App and web page records -

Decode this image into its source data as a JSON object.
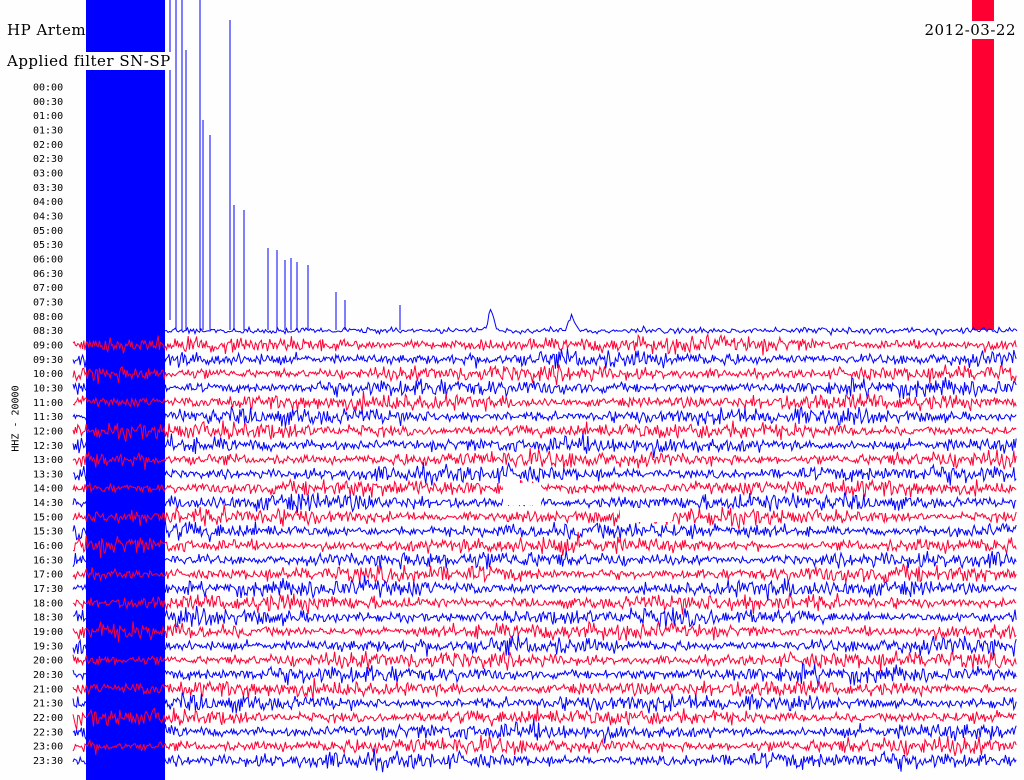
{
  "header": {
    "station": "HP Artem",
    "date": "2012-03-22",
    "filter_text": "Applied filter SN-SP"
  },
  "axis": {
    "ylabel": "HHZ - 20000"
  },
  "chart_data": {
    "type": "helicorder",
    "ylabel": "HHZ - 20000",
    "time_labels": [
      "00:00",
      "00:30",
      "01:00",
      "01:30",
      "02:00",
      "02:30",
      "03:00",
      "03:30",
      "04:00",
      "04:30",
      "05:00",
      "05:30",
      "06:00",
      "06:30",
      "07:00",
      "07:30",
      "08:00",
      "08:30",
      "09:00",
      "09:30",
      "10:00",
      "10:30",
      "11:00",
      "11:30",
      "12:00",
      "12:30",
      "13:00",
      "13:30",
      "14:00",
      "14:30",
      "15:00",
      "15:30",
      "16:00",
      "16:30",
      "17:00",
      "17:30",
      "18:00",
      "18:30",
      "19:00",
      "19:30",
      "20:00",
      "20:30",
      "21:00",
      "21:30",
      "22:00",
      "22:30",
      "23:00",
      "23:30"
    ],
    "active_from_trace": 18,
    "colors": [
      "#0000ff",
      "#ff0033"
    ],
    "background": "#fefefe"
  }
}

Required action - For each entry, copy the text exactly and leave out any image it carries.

Output below -
Decode this image into its source data as a JSON object.
{
  "header": {
    "station": "HP Artem",
    "date": "2012-03-22",
    "filter_text": "Applied filter SN-SP"
  },
  "axis": {
    "ylabel": "HHZ - 20000"
  },
  "chart_data": {
    "type": "helicorder",
    "ylabel": "HHZ - 20000",
    "time_labels": [
      "00:00",
      "00:30",
      "01:00",
      "01:30",
      "02:00",
      "02:30",
      "03:00",
      "03:30",
      "04:00",
      "04:30",
      "05:00",
      "05:30",
      "06:00",
      "06:30",
      "07:00",
      "07:30",
      "08:00",
      "08:30",
      "09:00",
      "09:30",
      "10:00",
      "10:30",
      "11:00",
      "11:30",
      "12:00",
      "12:30",
      "13:00",
      "13:30",
      "14:00",
      "14:30",
      "15:00",
      "15:30",
      "16:00",
      "16:30",
      "17:00",
      "17:30",
      "18:00",
      "18:30",
      "19:00",
      "19:30",
      "20:00",
      "20:30",
      "21:00",
      "21:30",
      "22:00",
      "22:30",
      "23:00",
      "23:30"
    ],
    "active_from_trace": 18,
    "colors": [
      "#0000ff",
      "#ff0033"
    ],
    "background": "#fefefe"
  }
}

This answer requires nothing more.